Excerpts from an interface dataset
________

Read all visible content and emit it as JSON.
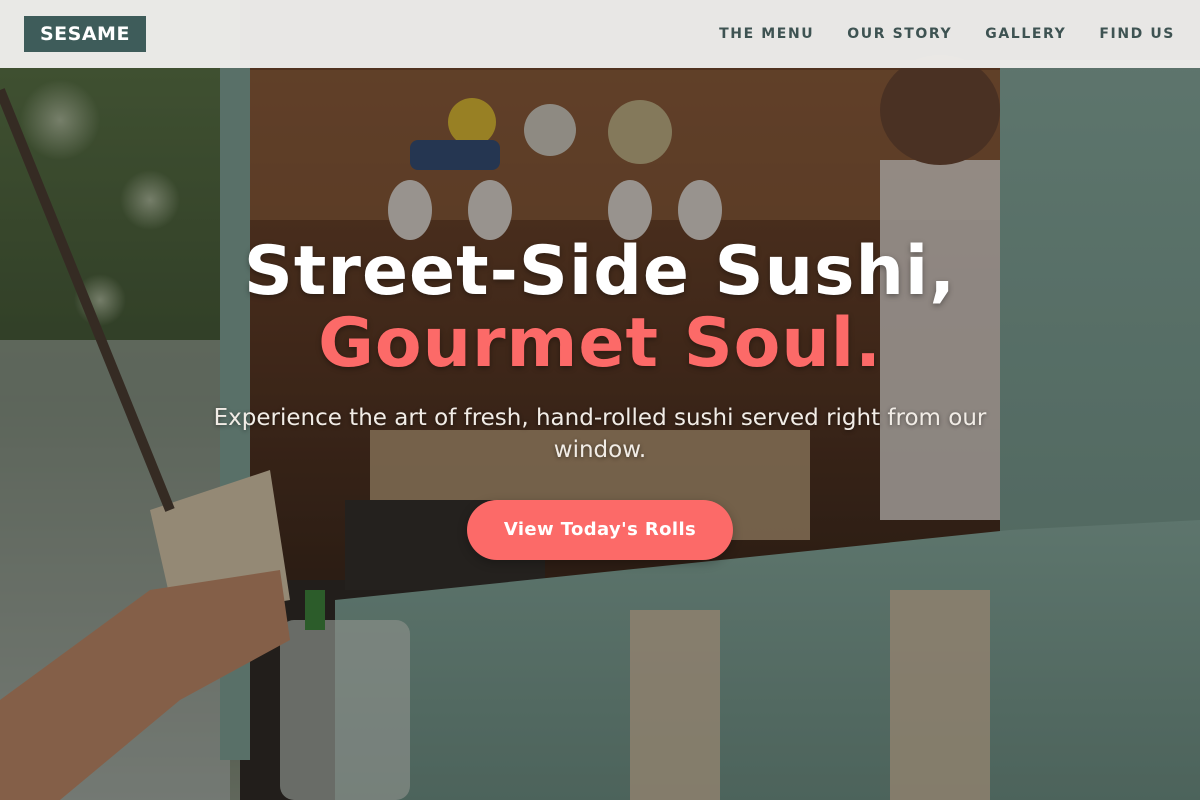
{
  "brand": {
    "logo_text": "SESAME"
  },
  "nav": {
    "items": [
      {
        "label": "THE MENU"
      },
      {
        "label": "OUR STORY"
      },
      {
        "label": "GALLERY"
      },
      {
        "label": "FIND US"
      }
    ]
  },
  "hero": {
    "headline_line1": "Street-Side Sushi,",
    "headline_line2": "Gourmet Soul.",
    "subtitle": "Experience the art of fresh, hand-rolled sushi served right from our window.",
    "cta_label": "View Today's Rolls",
    "background_image": "food-truck-serving-window-photo"
  },
  "colors": {
    "header_bg": "#f0efed",
    "logo_bg": "#3e5c5a",
    "nav_text": "#3e5352",
    "accent": "#fc6a68",
    "headline_text": "#ffffff"
  }
}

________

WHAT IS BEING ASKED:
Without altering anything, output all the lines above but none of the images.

REPLY:
Read all visible content and emit it as JSON.
{
  "brand": {
    "logo_text": "SESAME"
  },
  "nav": {
    "items": [
      {
        "label": "THE MENU"
      },
      {
        "label": "OUR STORY"
      },
      {
        "label": "GALLERY"
      },
      {
        "label": "FIND US"
      }
    ]
  },
  "hero": {
    "headline_line1": "Street-Side Sushi,",
    "headline_line2": "Gourmet Soul.",
    "subtitle": "Experience the art of fresh, hand-rolled sushi served right from our window.",
    "cta_label": "View Today's Rolls",
    "background_image": "food-truck-serving-window-photo"
  },
  "colors": {
    "header_bg": "#f0efed",
    "logo_bg": "#3e5c5a",
    "nav_text": "#3e5352",
    "accent": "#fc6a68",
    "headline_text": "#ffffff"
  }
}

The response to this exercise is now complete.